▶ Records provided:
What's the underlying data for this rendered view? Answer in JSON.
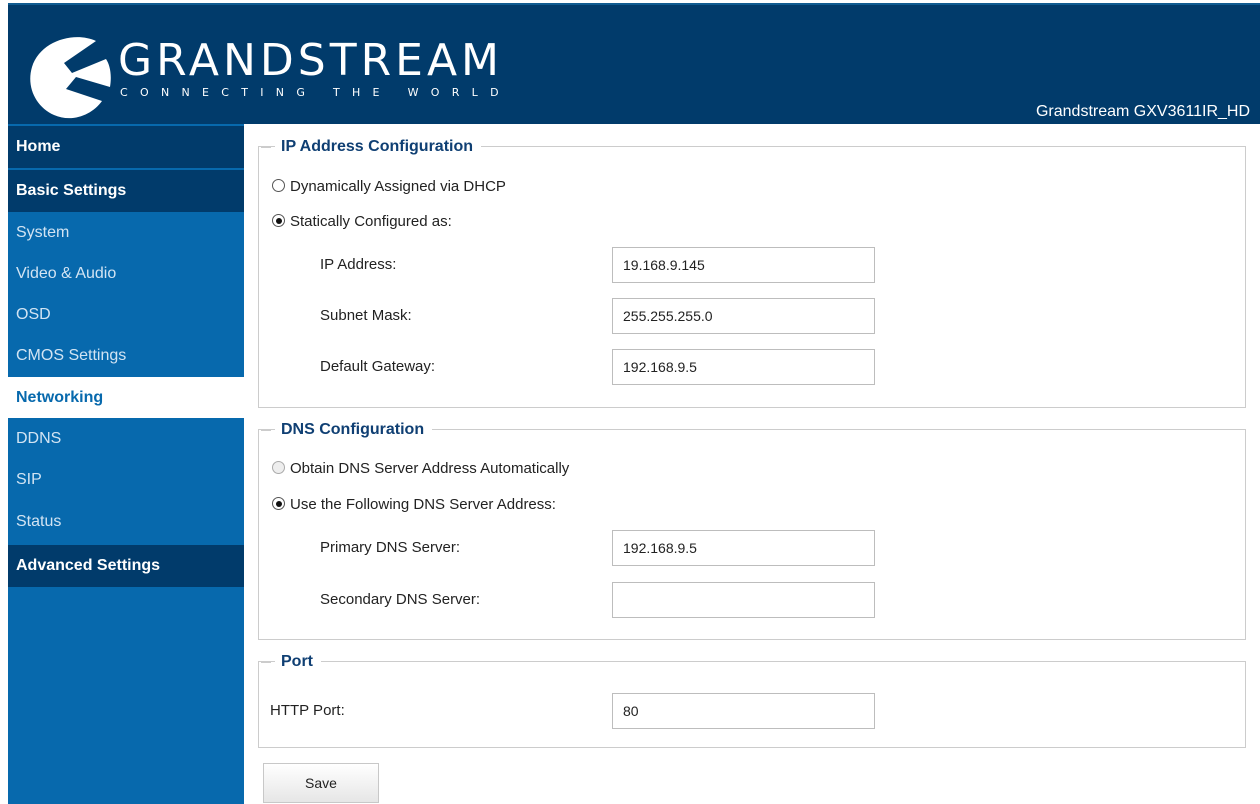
{
  "header": {
    "brand": "GRANDSTREAM",
    "tagline": "CONNECTING THE WORLD",
    "model": "Grandstream GXV3611IR_HD"
  },
  "sidebar": {
    "items": [
      {
        "label": "Home",
        "type": "header"
      },
      {
        "label": "Basic Settings",
        "type": "header"
      },
      {
        "label": "System",
        "type": "sub"
      },
      {
        "label": "Video & Audio",
        "type": "sub"
      },
      {
        "label": "OSD",
        "type": "sub"
      },
      {
        "label": "CMOS Settings",
        "type": "sub"
      },
      {
        "label": "Networking",
        "type": "active"
      },
      {
        "label": "DDNS",
        "type": "sub"
      },
      {
        "label": "SIP",
        "type": "sub"
      },
      {
        "label": "Status",
        "type": "sub"
      },
      {
        "label": "Advanced Settings",
        "type": "header"
      }
    ]
  },
  "ip_config": {
    "legend": "IP Address Configuration",
    "option_dhcp": "Dynamically Assigned via DHCP",
    "option_static": "Statically Configured as:",
    "selected": "static",
    "ip_label": "IP Address:",
    "ip_value": "19.168.9.145",
    "mask_label": "Subnet Mask:",
    "mask_value": "255.255.255.0",
    "gateway_label": "Default Gateway:",
    "gateway_value": "192.168.9.5"
  },
  "dns_config": {
    "legend": "DNS Configuration",
    "option_auto": "Obtain DNS Server Address Automatically",
    "option_manual": "Use the Following DNS Server Address:",
    "selected": "manual",
    "primary_label": "Primary DNS Server:",
    "primary_value": "192.168.9.5",
    "secondary_label": "Secondary DNS Server:",
    "secondary_value": ""
  },
  "port": {
    "legend": "Port",
    "http_label": "HTTP Port:",
    "http_value": "80"
  },
  "actions": {
    "save_label": "Save"
  },
  "colors": {
    "header_bg": "#013b6b",
    "sidebar_bg": "#0769ad",
    "legend_text": "#0f3f73"
  }
}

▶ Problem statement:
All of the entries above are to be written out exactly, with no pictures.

▶ Exercise answer:
What's the underlying data for this rendered view? Answer in JSON.
{
  "header": {
    "brand": "GRANDSTREAM",
    "tagline": "CONNECTING THE WORLD",
    "model": "Grandstream GXV3611IR_HD"
  },
  "sidebar": {
    "items": [
      {
        "label": "Home",
        "type": "header"
      },
      {
        "label": "Basic Settings",
        "type": "header"
      },
      {
        "label": "System",
        "type": "sub"
      },
      {
        "label": "Video & Audio",
        "type": "sub"
      },
      {
        "label": "OSD",
        "type": "sub"
      },
      {
        "label": "CMOS Settings",
        "type": "sub"
      },
      {
        "label": "Networking",
        "type": "active"
      },
      {
        "label": "DDNS",
        "type": "sub"
      },
      {
        "label": "SIP",
        "type": "sub"
      },
      {
        "label": "Status",
        "type": "sub"
      },
      {
        "label": "Advanced Settings",
        "type": "header"
      }
    ]
  },
  "ip_config": {
    "legend": "IP Address Configuration",
    "option_dhcp": "Dynamically Assigned via DHCP",
    "option_static": "Statically Configured as:",
    "selected": "static",
    "ip_label": "IP Address:",
    "ip_value": "19.168.9.145",
    "mask_label": "Subnet Mask:",
    "mask_value": "255.255.255.0",
    "gateway_label": "Default Gateway:",
    "gateway_value": "192.168.9.5"
  },
  "dns_config": {
    "legend": "DNS Configuration",
    "option_auto": "Obtain DNS Server Address Automatically",
    "option_manual": "Use the Following DNS Server Address:",
    "selected": "manual",
    "primary_label": "Primary DNS Server:",
    "primary_value": "192.168.9.5",
    "secondary_label": "Secondary DNS Server:",
    "secondary_value": ""
  },
  "port": {
    "legend": "Port",
    "http_label": "HTTP Port:",
    "http_value": "80"
  },
  "actions": {
    "save_label": "Save"
  },
  "colors": {
    "header_bg": "#013b6b",
    "sidebar_bg": "#0769ad",
    "legend_text": "#0f3f73"
  }
}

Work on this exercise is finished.